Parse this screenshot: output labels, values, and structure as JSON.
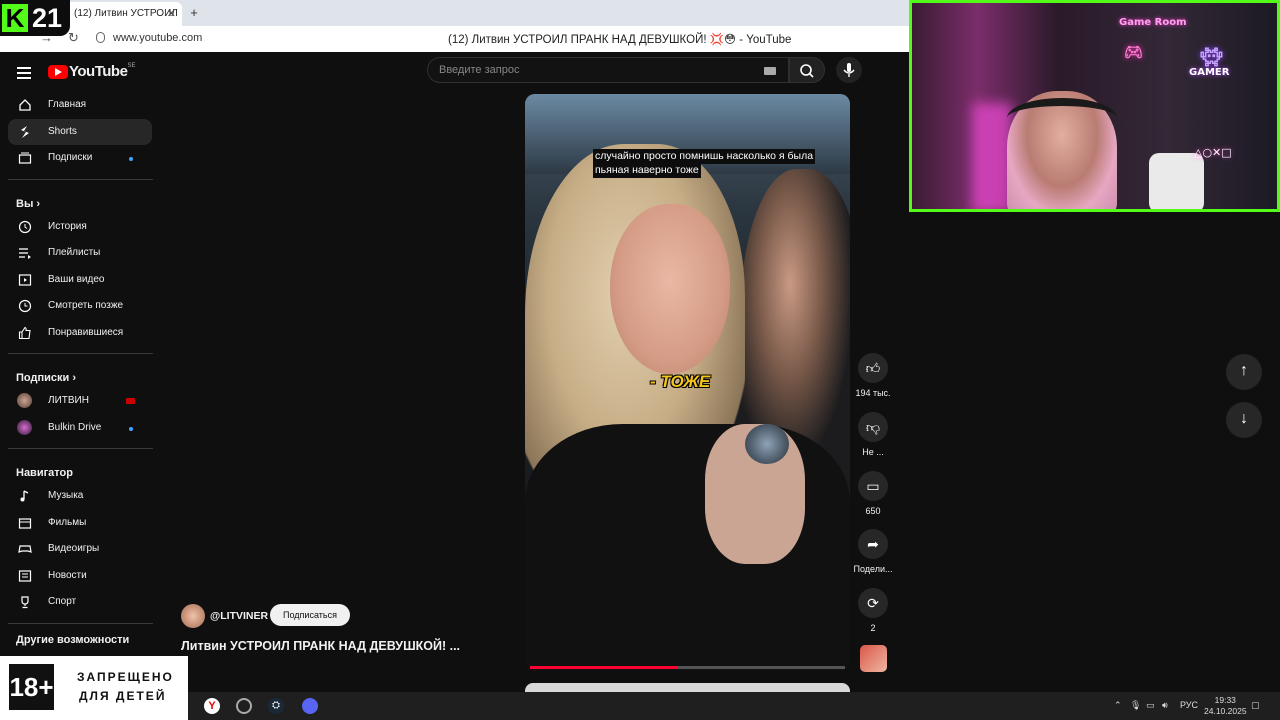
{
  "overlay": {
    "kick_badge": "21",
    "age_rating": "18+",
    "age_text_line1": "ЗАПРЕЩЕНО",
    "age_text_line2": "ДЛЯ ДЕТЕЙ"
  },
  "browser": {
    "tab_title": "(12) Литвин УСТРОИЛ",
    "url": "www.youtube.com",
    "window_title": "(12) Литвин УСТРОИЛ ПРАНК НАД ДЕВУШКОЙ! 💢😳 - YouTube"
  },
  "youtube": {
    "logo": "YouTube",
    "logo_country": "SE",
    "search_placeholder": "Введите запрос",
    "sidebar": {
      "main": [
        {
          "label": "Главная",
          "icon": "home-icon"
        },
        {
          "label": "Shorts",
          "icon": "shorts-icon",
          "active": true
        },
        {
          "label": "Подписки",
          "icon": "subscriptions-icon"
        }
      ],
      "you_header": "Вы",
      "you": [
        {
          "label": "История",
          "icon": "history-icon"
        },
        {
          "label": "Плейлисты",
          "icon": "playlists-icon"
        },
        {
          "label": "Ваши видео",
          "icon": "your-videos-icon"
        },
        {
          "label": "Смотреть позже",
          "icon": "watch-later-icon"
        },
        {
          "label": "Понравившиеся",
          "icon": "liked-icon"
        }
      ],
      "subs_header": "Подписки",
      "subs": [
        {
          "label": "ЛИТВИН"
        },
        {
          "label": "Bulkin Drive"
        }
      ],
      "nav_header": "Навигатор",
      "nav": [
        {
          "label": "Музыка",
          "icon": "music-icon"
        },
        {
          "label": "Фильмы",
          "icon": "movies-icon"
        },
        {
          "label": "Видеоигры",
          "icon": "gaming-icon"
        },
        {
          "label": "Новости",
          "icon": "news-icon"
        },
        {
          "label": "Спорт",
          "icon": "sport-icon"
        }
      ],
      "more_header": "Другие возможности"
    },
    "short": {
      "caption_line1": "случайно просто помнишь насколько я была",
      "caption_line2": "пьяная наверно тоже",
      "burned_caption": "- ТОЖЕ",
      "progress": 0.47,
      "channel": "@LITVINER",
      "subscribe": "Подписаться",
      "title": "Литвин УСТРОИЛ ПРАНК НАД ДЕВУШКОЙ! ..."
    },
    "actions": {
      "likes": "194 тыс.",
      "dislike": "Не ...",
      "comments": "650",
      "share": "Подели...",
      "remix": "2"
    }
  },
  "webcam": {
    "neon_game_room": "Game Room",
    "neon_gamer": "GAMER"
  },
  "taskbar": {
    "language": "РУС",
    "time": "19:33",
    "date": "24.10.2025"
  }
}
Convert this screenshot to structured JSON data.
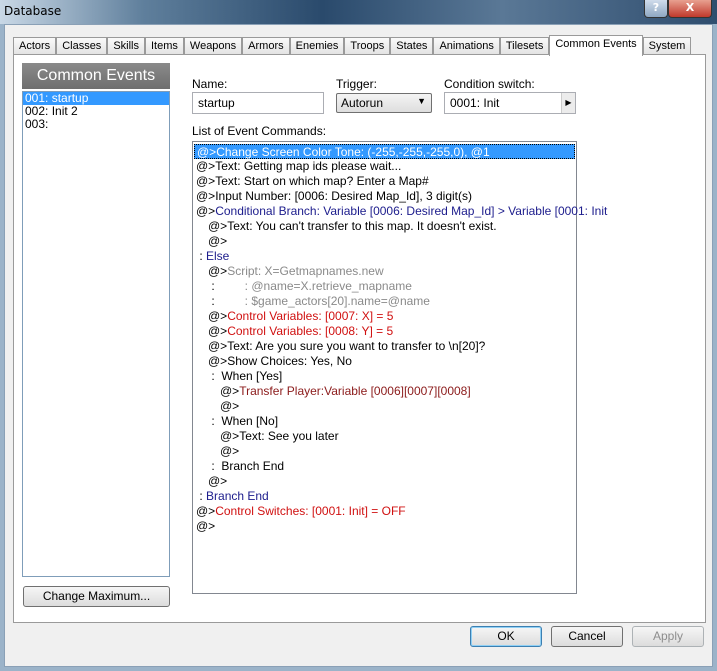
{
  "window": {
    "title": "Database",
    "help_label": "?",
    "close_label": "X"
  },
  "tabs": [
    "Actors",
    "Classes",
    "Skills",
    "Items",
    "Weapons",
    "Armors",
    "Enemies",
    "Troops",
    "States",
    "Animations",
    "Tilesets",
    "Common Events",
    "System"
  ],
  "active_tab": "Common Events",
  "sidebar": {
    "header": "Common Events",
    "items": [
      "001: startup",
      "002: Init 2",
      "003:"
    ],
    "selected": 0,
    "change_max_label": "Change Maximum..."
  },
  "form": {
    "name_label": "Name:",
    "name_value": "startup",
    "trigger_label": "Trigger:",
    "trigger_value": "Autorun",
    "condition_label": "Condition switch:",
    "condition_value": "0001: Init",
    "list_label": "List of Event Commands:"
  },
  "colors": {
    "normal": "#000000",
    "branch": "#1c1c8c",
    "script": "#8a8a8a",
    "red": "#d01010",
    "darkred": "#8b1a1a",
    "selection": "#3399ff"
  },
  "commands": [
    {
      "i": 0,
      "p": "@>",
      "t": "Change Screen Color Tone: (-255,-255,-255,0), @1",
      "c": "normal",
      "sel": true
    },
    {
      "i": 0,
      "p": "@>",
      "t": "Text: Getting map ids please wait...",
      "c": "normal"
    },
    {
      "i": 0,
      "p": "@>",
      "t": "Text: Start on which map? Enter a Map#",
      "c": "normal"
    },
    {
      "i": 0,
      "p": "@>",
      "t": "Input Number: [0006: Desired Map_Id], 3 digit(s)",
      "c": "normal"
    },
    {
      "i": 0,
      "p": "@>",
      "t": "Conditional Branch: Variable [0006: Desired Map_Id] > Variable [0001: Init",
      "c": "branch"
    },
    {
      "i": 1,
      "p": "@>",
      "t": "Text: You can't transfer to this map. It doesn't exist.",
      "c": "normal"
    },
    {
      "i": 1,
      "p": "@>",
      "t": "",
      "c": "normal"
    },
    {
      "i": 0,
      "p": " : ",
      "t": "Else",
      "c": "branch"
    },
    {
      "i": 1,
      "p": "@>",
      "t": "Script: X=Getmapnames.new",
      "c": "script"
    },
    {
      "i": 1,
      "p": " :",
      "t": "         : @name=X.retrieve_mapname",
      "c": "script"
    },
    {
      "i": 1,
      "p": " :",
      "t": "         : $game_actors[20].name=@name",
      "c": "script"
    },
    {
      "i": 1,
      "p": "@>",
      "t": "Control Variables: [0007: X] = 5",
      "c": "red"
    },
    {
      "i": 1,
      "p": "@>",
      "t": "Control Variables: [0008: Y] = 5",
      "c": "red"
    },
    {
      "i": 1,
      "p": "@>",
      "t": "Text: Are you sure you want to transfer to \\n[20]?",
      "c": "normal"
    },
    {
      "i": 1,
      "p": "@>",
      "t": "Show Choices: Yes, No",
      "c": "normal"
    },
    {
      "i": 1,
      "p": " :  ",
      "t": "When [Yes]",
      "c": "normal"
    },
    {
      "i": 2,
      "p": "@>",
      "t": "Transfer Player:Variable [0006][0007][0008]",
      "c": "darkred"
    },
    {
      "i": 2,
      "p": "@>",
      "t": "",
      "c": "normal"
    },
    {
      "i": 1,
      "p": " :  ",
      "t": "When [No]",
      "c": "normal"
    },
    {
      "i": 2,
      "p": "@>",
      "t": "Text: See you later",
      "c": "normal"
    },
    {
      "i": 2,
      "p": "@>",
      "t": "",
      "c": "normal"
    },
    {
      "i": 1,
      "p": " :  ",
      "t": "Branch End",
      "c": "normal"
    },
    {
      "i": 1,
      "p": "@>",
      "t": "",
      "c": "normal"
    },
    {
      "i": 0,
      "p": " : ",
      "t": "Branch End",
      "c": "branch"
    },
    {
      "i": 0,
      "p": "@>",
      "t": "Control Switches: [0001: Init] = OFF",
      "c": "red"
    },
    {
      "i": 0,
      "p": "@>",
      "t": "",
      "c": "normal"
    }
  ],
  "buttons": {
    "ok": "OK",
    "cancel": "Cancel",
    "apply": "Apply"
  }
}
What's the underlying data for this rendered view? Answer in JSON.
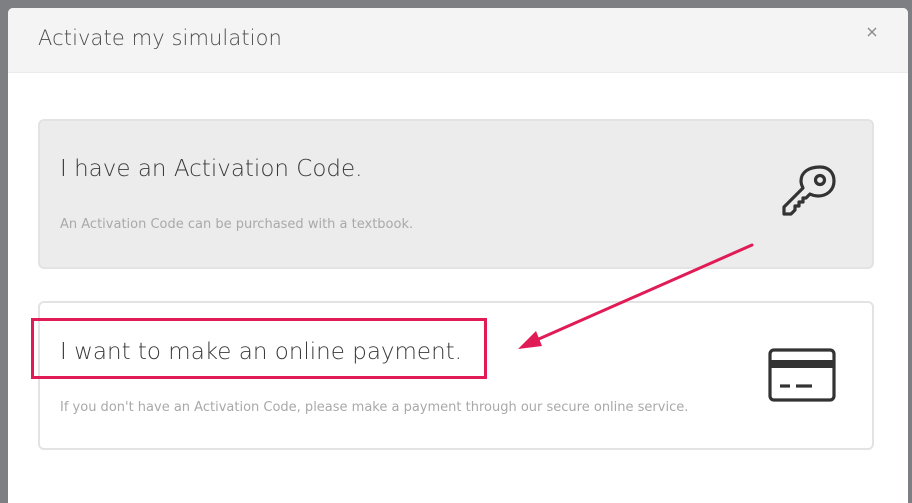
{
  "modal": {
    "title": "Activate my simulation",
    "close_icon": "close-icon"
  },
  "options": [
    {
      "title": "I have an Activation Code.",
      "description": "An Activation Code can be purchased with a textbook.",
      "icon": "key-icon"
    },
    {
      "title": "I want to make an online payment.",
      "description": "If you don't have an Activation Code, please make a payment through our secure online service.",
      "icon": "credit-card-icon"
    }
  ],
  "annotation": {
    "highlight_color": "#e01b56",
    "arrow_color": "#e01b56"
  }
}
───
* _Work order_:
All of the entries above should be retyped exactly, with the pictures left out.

* _Response to this exercise_:
Parse this screenshot: output labels, values, and structure as JSON.
{
  "overlay": {
    "kick_badge": "21",
    "age_rating": "18+",
    "age_text_line1": "ЗАПРЕЩЕНО",
    "age_text_line2": "ДЛЯ ДЕТЕЙ"
  },
  "browser": {
    "tab_title": "(12) Литвин УСТРОИЛ",
    "url": "www.youtube.com",
    "window_title": "(12) Литвин УСТРОИЛ ПРАНК НАД ДЕВУШКОЙ! 💢😳 - YouTube"
  },
  "youtube": {
    "logo": "YouTube",
    "logo_country": "SE",
    "search_placeholder": "Введите запрос",
    "sidebar": {
      "main": [
        {
          "label": "Главная",
          "icon": "home-icon"
        },
        {
          "label": "Shorts",
          "icon": "shorts-icon",
          "active": true
        },
        {
          "label": "Подписки",
          "icon": "subscriptions-icon"
        }
      ],
      "you_header": "Вы",
      "you": [
        {
          "label": "История",
          "icon": "history-icon"
        },
        {
          "label": "Плейлисты",
          "icon": "playlists-icon"
        },
        {
          "label": "Ваши видео",
          "icon": "your-videos-icon"
        },
        {
          "label": "Смотреть позже",
          "icon": "watch-later-icon"
        },
        {
          "label": "Понравившиеся",
          "icon": "liked-icon"
        }
      ],
      "subs_header": "Подписки",
      "subs": [
        {
          "label": "ЛИТВИН"
        },
        {
          "label": "Bulkin Drive"
        }
      ],
      "nav_header": "Навигатор",
      "nav": [
        {
          "label": "Музыка",
          "icon": "music-icon"
        },
        {
          "label": "Фильмы",
          "icon": "movies-icon"
        },
        {
          "label": "Видеоигры",
          "icon": "gaming-icon"
        },
        {
          "label": "Новости",
          "icon": "news-icon"
        },
        {
          "label": "Спорт",
          "icon": "sport-icon"
        }
      ],
      "more_header": "Другие возможности"
    },
    "short": {
      "caption_line1": "случайно просто помнишь насколько я была",
      "caption_line2": "пьяная наверно тоже",
      "burned_caption": "- ТОЖЕ",
      "progress": 0.47,
      "channel": "@LITVINER",
      "subscribe": "Подписаться",
      "title": "Литвин УСТРОИЛ ПРАНК НАД ДЕВУШКОЙ! ..."
    },
    "actions": {
      "likes": "194 тыс.",
      "dislike": "Не ...",
      "comments": "650",
      "share": "Подели...",
      "remix": "2"
    }
  },
  "webcam": {
    "neon_game_room": "Game Room",
    "neon_gamer": "GAMER"
  },
  "taskbar": {
    "language": "РУС",
    "time": "19:33",
    "date": "24.10.2025"
  }
}
Convert this screenshot to structured JSON data.
{
  "window": {
    "title": "Database",
    "help_label": "?",
    "close_label": "X"
  },
  "tabs": [
    "Actors",
    "Classes",
    "Skills",
    "Items",
    "Weapons",
    "Armors",
    "Enemies",
    "Troops",
    "States",
    "Animations",
    "Tilesets",
    "Common Events",
    "System"
  ],
  "active_tab": "Common Events",
  "sidebar": {
    "header": "Common Events",
    "items": [
      "001: startup",
      "002: Init 2",
      "003:"
    ],
    "selected": 0,
    "change_max_label": "Change Maximum..."
  },
  "form": {
    "name_label": "Name:",
    "name_value": "startup",
    "trigger_label": "Trigger:",
    "trigger_value": "Autorun",
    "condition_label": "Condition switch:",
    "condition_value": "0001: Init",
    "list_label": "List of Event Commands:"
  },
  "colors": {
    "normal": "#000000",
    "branch": "#1c1c8c",
    "script": "#8a8a8a",
    "red": "#d01010",
    "darkred": "#8b1a1a",
    "selection": "#3399ff"
  },
  "commands": [
    {
      "i": 0,
      "p": "@>",
      "t": "Change Screen Color Tone: (-255,-255,-255,0), @1",
      "c": "normal",
      "sel": true
    },
    {
      "i": 0,
      "p": "@>",
      "t": "Text: Getting map ids please wait...",
      "c": "normal"
    },
    {
      "i": 0,
      "p": "@>",
      "t": "Text: Start on which map? Enter a Map#",
      "c": "normal"
    },
    {
      "i": 0,
      "p": "@>",
      "t": "Input Number: [0006: Desired Map_Id], 3 digit(s)",
      "c": "normal"
    },
    {
      "i": 0,
      "p": "@>",
      "t": "Conditional Branch: Variable [0006: Desired Map_Id] > Variable [0001: Init",
      "c": "branch"
    },
    {
      "i": 1,
      "p": "@>",
      "t": "Text: You can't transfer to this map. It doesn't exist.",
      "c": "normal"
    },
    {
      "i": 1,
      "p": "@>",
      "t": "",
      "c": "normal"
    },
    {
      "i": 0,
      "p": " : ",
      "t": "Else",
      "c": "branch"
    },
    {
      "i": 1,
      "p": "@>",
      "t": "Script: X=Getmapnames.new",
      "c": "script"
    },
    {
      "i": 1,
      "p": " :",
      "t": "         : @name=X.retrieve_mapname",
      "c": "script"
    },
    {
      "i": 1,
      "p": " :",
      "t": "         : $game_actors[20].name=@name",
      "c": "script"
    },
    {
      "i": 1,
      "p": "@>",
      "t": "Control Variables: [0007: X] = 5",
      "c": "red"
    },
    {
      "i": 1,
      "p": "@>",
      "t": "Control Variables: [0008: Y] = 5",
      "c": "red"
    },
    {
      "i": 1,
      "p": "@>",
      "t": "Text: Are you sure you want to transfer to \\n[20]?",
      "c": "normal"
    },
    {
      "i": 1,
      "p": "@>",
      "t": "Show Choices: Yes, No",
      "c": "normal"
    },
    {
      "i": 1,
      "p": " :  ",
      "t": "When [Yes]",
      "c": "normal"
    },
    {
      "i": 2,
      "p": "@>",
      "t": "Transfer Player:Variable [0006][0007][0008]",
      "c": "darkred"
    },
    {
      "i": 2,
      "p": "@>",
      "t": "",
      "c": "normal"
    },
    {
      "i": 1,
      "p": " :  ",
      "t": "When [No]",
      "c": "normal"
    },
    {
      "i": 2,
      "p": "@>",
      "t": "Text: See you later",
      "c": "normal"
    },
    {
      "i": 2,
      "p": "@>",
      "t": "",
      "c": "normal"
    },
    {
      "i": 1,
      "p": " :  ",
      "t": "Branch End",
      "c": "normal"
    },
    {
      "i": 1,
      "p": "@>",
      "t": "",
      "c": "normal"
    },
    {
      "i": 0,
      "p": " : ",
      "t": "Branch End",
      "c": "branch"
    },
    {
      "i": 0,
      "p": "@>",
      "t": "Control Switches: [0001: Init] = OFF",
      "c": "red"
    },
    {
      "i": 0,
      "p": "@>",
      "t": "",
      "c": "normal"
    }
  ],
  "buttons": {
    "ok": "OK",
    "cancel": "Cancel",
    "apply": "Apply"
  }
}
What's the underlying data for this rendered view? Answer in JSON.
{
  "modal": {
    "title": "Activate my simulation",
    "close_icon": "close-icon"
  },
  "options": [
    {
      "title": "I have an Activation Code.",
      "description": "An Activation Code can be purchased with a textbook.",
      "icon": "key-icon"
    },
    {
      "title": "I want to make an online payment.",
      "description": "If you don't have an Activation Code, please make a payment through our secure online service.",
      "icon": "credit-card-icon"
    }
  ],
  "annotation": {
    "highlight_color": "#e01b56",
    "arrow_color": "#e01b56"
  }
}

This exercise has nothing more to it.